▸ **PROBLEM TO WORK ON**: Reproduce the data word for word, keeping every line complete.

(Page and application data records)
===

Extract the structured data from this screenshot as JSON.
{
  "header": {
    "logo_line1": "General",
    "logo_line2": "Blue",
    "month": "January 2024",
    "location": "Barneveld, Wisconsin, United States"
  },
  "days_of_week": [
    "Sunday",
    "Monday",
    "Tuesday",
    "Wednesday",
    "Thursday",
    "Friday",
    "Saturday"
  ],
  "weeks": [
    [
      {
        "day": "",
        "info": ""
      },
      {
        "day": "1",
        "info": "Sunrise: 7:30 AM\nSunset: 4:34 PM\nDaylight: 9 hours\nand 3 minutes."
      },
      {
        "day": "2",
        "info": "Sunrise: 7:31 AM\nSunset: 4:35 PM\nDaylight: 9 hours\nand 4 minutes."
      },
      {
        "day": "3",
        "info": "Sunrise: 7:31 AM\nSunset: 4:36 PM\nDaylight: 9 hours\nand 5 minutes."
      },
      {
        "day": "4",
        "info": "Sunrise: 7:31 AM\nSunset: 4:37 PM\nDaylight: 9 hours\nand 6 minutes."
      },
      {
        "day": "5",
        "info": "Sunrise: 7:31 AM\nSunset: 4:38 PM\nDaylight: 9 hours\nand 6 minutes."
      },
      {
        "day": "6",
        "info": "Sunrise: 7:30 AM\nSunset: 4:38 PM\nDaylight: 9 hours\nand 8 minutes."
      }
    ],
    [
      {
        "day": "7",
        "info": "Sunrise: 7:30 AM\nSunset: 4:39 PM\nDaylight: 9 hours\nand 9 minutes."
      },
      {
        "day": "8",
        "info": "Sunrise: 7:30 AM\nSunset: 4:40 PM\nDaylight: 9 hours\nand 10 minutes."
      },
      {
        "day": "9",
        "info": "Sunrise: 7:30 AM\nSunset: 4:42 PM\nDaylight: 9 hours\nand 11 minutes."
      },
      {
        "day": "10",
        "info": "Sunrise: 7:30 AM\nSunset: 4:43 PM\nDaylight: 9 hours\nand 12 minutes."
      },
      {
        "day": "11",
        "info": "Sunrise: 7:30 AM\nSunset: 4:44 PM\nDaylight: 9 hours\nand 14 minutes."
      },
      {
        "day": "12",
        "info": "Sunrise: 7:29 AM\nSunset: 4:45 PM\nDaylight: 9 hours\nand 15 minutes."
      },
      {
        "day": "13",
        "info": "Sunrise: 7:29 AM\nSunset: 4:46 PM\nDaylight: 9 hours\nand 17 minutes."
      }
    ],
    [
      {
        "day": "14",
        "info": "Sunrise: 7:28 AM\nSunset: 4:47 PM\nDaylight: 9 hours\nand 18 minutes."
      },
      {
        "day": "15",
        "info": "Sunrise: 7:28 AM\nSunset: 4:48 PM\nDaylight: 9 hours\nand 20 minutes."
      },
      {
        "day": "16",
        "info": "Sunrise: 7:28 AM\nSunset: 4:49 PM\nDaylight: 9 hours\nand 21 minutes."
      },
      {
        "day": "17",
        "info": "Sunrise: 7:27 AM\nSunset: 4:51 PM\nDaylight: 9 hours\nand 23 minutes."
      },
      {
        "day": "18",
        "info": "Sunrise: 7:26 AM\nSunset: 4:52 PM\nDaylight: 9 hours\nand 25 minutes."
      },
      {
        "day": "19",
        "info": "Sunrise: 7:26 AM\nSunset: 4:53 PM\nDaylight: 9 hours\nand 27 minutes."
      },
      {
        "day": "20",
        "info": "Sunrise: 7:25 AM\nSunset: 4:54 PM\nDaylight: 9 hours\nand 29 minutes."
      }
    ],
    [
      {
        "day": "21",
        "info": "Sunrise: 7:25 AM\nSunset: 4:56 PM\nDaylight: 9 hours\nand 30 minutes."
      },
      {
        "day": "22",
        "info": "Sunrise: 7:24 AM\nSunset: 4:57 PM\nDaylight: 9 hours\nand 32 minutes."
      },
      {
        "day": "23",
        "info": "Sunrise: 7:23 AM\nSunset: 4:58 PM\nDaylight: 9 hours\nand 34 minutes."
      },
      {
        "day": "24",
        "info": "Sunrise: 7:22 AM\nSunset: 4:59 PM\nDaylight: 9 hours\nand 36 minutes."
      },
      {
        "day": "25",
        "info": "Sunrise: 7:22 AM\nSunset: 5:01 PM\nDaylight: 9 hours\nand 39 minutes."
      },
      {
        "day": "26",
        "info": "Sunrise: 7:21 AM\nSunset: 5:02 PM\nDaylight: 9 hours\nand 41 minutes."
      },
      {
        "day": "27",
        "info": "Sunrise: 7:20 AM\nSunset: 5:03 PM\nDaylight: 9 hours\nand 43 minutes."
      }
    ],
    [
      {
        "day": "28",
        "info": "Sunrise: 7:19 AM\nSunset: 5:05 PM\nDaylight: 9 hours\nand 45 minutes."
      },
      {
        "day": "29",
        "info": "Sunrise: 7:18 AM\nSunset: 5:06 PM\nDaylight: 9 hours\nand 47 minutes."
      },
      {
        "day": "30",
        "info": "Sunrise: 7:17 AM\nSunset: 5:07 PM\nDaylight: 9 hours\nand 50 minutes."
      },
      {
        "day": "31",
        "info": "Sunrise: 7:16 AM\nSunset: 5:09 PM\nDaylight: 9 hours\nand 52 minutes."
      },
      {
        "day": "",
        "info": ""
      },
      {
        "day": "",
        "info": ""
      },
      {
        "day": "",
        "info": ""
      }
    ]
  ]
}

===

▸ **EXERCISE SOLUTION**:
Extract the structured data from this screenshot as JSON.
{
  "header": {
    "logo_line1": "General",
    "logo_line2": "Blue",
    "month": "January 2024",
    "location": "Barneveld, Wisconsin, United States"
  },
  "days_of_week": [
    "Sunday",
    "Monday",
    "Tuesday",
    "Wednesday",
    "Thursday",
    "Friday",
    "Saturday"
  ],
  "weeks": [
    [
      {
        "day": "",
        "info": ""
      },
      {
        "day": "1",
        "info": "Sunrise: 7:30 AM\nSunset: 4:34 PM\nDaylight: 9 hours\nand 3 minutes."
      },
      {
        "day": "2",
        "info": "Sunrise: 7:31 AM\nSunset: 4:35 PM\nDaylight: 9 hours\nand 4 minutes."
      },
      {
        "day": "3",
        "info": "Sunrise: 7:31 AM\nSunset: 4:36 PM\nDaylight: 9 hours\nand 5 minutes."
      },
      {
        "day": "4",
        "info": "Sunrise: 7:31 AM\nSunset: 4:37 PM\nDaylight: 9 hours\nand 6 minutes."
      },
      {
        "day": "5",
        "info": "Sunrise: 7:31 AM\nSunset: 4:38 PM\nDaylight: 9 hours\nand 6 minutes."
      },
      {
        "day": "6",
        "info": "Sunrise: 7:30 AM\nSunset: 4:38 PM\nDaylight: 9 hours\nand 8 minutes."
      }
    ],
    [
      {
        "day": "7",
        "info": "Sunrise: 7:30 AM\nSunset: 4:39 PM\nDaylight: 9 hours\nand 9 minutes."
      },
      {
        "day": "8",
        "info": "Sunrise: 7:30 AM\nSunset: 4:40 PM\nDaylight: 9 hours\nand 10 minutes."
      },
      {
        "day": "9",
        "info": "Sunrise: 7:30 AM\nSunset: 4:42 PM\nDaylight: 9 hours\nand 11 minutes."
      },
      {
        "day": "10",
        "info": "Sunrise: 7:30 AM\nSunset: 4:43 PM\nDaylight: 9 hours\nand 12 minutes."
      },
      {
        "day": "11",
        "info": "Sunrise: 7:30 AM\nSunset: 4:44 PM\nDaylight: 9 hours\nand 14 minutes."
      },
      {
        "day": "12",
        "info": "Sunrise: 7:29 AM\nSunset: 4:45 PM\nDaylight: 9 hours\nand 15 minutes."
      },
      {
        "day": "13",
        "info": "Sunrise: 7:29 AM\nSunset: 4:46 PM\nDaylight: 9 hours\nand 17 minutes."
      }
    ],
    [
      {
        "day": "14",
        "info": "Sunrise: 7:28 AM\nSunset: 4:47 PM\nDaylight: 9 hours\nand 18 minutes."
      },
      {
        "day": "15",
        "info": "Sunrise: 7:28 AM\nSunset: 4:48 PM\nDaylight: 9 hours\nand 20 minutes."
      },
      {
        "day": "16",
        "info": "Sunrise: 7:28 AM\nSunset: 4:49 PM\nDaylight: 9 hours\nand 21 minutes."
      },
      {
        "day": "17",
        "info": "Sunrise: 7:27 AM\nSunset: 4:51 PM\nDaylight: 9 hours\nand 23 minutes."
      },
      {
        "day": "18",
        "info": "Sunrise: 7:26 AM\nSunset: 4:52 PM\nDaylight: 9 hours\nand 25 minutes."
      },
      {
        "day": "19",
        "info": "Sunrise: 7:26 AM\nSunset: 4:53 PM\nDaylight: 9 hours\nand 27 minutes."
      },
      {
        "day": "20",
        "info": "Sunrise: 7:25 AM\nSunset: 4:54 PM\nDaylight: 9 hours\nand 29 minutes."
      }
    ],
    [
      {
        "day": "21",
        "info": "Sunrise: 7:25 AM\nSunset: 4:56 PM\nDaylight: 9 hours\nand 30 minutes."
      },
      {
        "day": "22",
        "info": "Sunrise: 7:24 AM\nSunset: 4:57 PM\nDaylight: 9 hours\nand 32 minutes."
      },
      {
        "day": "23",
        "info": "Sunrise: 7:23 AM\nSunset: 4:58 PM\nDaylight: 9 hours\nand 34 minutes."
      },
      {
        "day": "24",
        "info": "Sunrise: 7:22 AM\nSunset: 4:59 PM\nDaylight: 9 hours\nand 36 minutes."
      },
      {
        "day": "25",
        "info": "Sunrise: 7:22 AM\nSunset: 5:01 PM\nDaylight: 9 hours\nand 39 minutes."
      },
      {
        "day": "26",
        "info": "Sunrise: 7:21 AM\nSunset: 5:02 PM\nDaylight: 9 hours\nand 41 minutes."
      },
      {
        "day": "27",
        "info": "Sunrise: 7:20 AM\nSunset: 5:03 PM\nDaylight: 9 hours\nand 43 minutes."
      }
    ],
    [
      {
        "day": "28",
        "info": "Sunrise: 7:19 AM\nSunset: 5:05 PM\nDaylight: 9 hours\nand 45 minutes."
      },
      {
        "day": "29",
        "info": "Sunrise: 7:18 AM\nSunset: 5:06 PM\nDaylight: 9 hours\nand 47 minutes."
      },
      {
        "day": "30",
        "info": "Sunrise: 7:17 AM\nSunset: 5:07 PM\nDaylight: 9 hours\nand 50 minutes."
      },
      {
        "day": "31",
        "info": "Sunrise: 7:16 AM\nSunset: 5:09 PM\nDaylight: 9 hours\nand 52 minutes."
      },
      {
        "day": "",
        "info": ""
      },
      {
        "day": "",
        "info": ""
      },
      {
        "day": "",
        "info": ""
      }
    ]
  ]
}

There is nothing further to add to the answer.